Standards for developing interactive content will likely be a contentious issue, too. Today, Microsoft WebTV subscribers can’t access AOLTV interactive content, or vice versa. The content formats remain different, despite calls for an open standard.

Complementing Their Businesses

Depending whom you ask, AOL-TW could help or hinder digital entertainment distribution. Expect Time Warner artists such as Madonna, Jewel, and the Cure to be zealously promoted on AOL access devices–including Internet appliances, handheld devices, and PCs. Also, AOL is developing a Net-based music subscription service. AOL’s 26 million members could experience some marketing experiments.

This week, Time Warner’s Time Inc. announced the launch of On magazine, an Internet lifestyle and culture publication. Representatives of On say it will target AOL members with subscription pitches and some new AOL members will offered free subscriptions.

There is also some evidence that AOL isn’t above killing off innovative technology. For example, when AOL subsidiary Nullsoft innovated a bit too much, the company came down with an iron fist. Its Gnutella program used to let people swap MP3 files over the Internet. When Time Warner executives complained, AOL closed down the project.

Feds Push Choice

The merger’s impact on broadband access and competition depends on where you live and which cable company serves you.

Thanks to the FTC, which negotiated a five-year open access pact with AOL and Time Warner, the new company must let at least three other Internet service providers use Time Warner cable modem networks in any communities where AOL launches its own broadband service.

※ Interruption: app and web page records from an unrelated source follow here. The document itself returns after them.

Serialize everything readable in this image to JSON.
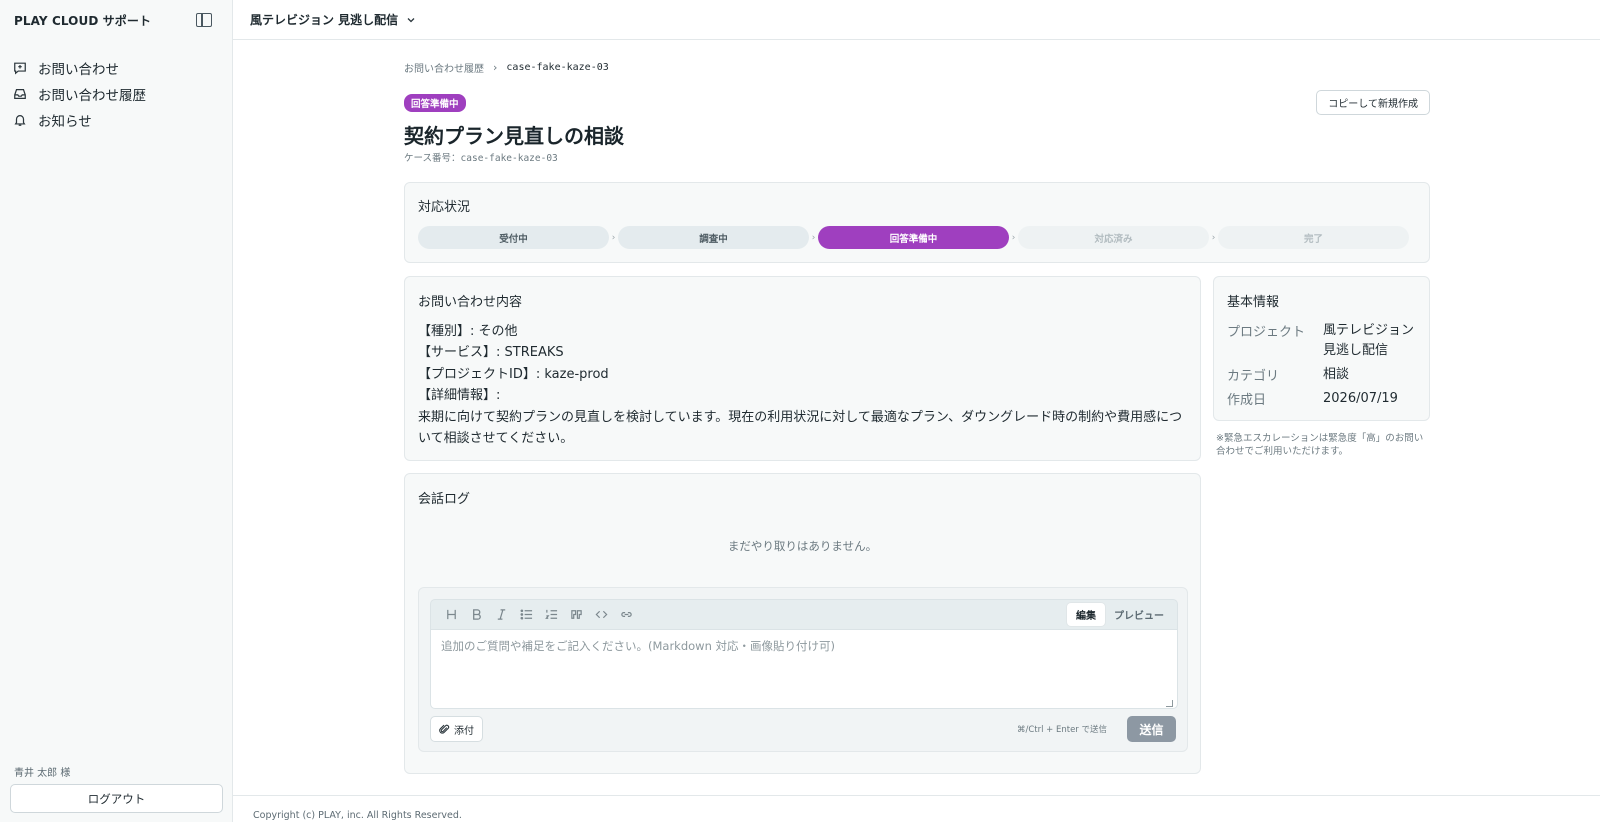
{
  "sidebar": {
    "brand": "PLAY CLOUD サポート",
    "items": [
      {
        "label": "お問い合わせ",
        "icon": "message-plus-icon"
      },
      {
        "label": "お問い合わせ履歴",
        "icon": "inbox-icon"
      },
      {
        "label": "お知らせ",
        "icon": "bell-icon"
      }
    ],
    "user": "青井 太郎 様",
    "logout_label": "ログアウト"
  },
  "topbar": {
    "project": "風テレビジョン 見逃し配信"
  },
  "breadcrumb": {
    "parent": "お問い合わせ履歴",
    "separator": "›",
    "current": "case-fake-kaze-03"
  },
  "case": {
    "status_badge": "回答準備中",
    "copy_button": "コピーして新規作成",
    "title": "契約プラン見直しの相談",
    "number_label": "ケース番号：",
    "number": "case-fake-kaze-03"
  },
  "status": {
    "title": "対応状況",
    "steps": [
      {
        "label": "受付中",
        "state": "done"
      },
      {
        "label": "調査中",
        "state": "done"
      },
      {
        "label": "回答準備中",
        "state": "active"
      },
      {
        "label": "対応済み",
        "state": "todo"
      },
      {
        "label": "完了",
        "state": "todo"
      }
    ]
  },
  "inquiry": {
    "title": "お問い合わせ内容",
    "lines": [
      "【種別】: その他",
      "【サービス】: STREAKS",
      "【プロジェクトID】: kaze-prod",
      "【詳細情報】:",
      "来期に向けて契約プランの見直しを検討しています。現在の利用状況に対して最適なプラン、ダウングレード時の制約や費用感について相談させてください。"
    ]
  },
  "info": {
    "title": "基本情報",
    "project_key": "プロジェクト",
    "project_value": "風テレビジョン見逃し配信",
    "category_key": "カテゴリ",
    "category_value": "相談",
    "created_key": "作成日",
    "created_value": "2026/07/19",
    "note": "※緊急エスカレーションは緊急度「高」のお問い合わせでご利用いただけます。"
  },
  "log": {
    "title": "会話ログ",
    "empty": "まだやり取りはありません。",
    "toolbar": [
      "heading-icon",
      "bold-icon",
      "italic-icon",
      "bullet-list-icon",
      "numbered-list-icon",
      "quote-icon",
      "code-icon",
      "link-icon"
    ],
    "tab_edit": "編集",
    "tab_preview": "プレビュー",
    "placeholder": "追加のご質問や補足をご記入ください。(Markdown 対応・画像貼り付け可)",
    "attach": "添付",
    "hint": "⌘/Ctrl + Enter で送信",
    "send": "送信"
  },
  "footer": "Copyright (c) PLAY, inc. All Rights Reserved.",
  "colors": {
    "accent": "#9f3fbf",
    "send_disabled": "#8d98a3"
  }
}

Time Warner’s largest cable subscriptions are in New York, the Carolinas, California, Florida, and Texas.

The access pact squelched some fears that Time Warner would lock out competitors from its broadband network, so AOL could hold captive an audience of broadband customers required to use AOL. Competitor EarthLink has already signed an access deal with Time Warner that is seen as a model of deals to come.

Concerns about the deal haven’t gone away, however. Some small ISPs, consumer groups, and the American Civil Liberties Union still oppose the merger on grounds that the deal’s vast scope could restrict free speech and alter the open nature of the Internet.

Merging these sizable companies is already a momentous task. Now, we have a debate that will likely outlast the argument over who really won the 2000 presidential election. Does the AOL-TW deal herald a new Net century, as Case claims? Or does it simply represent the last vestiges of a dot-com boom?

Stay tuned to AOLTV.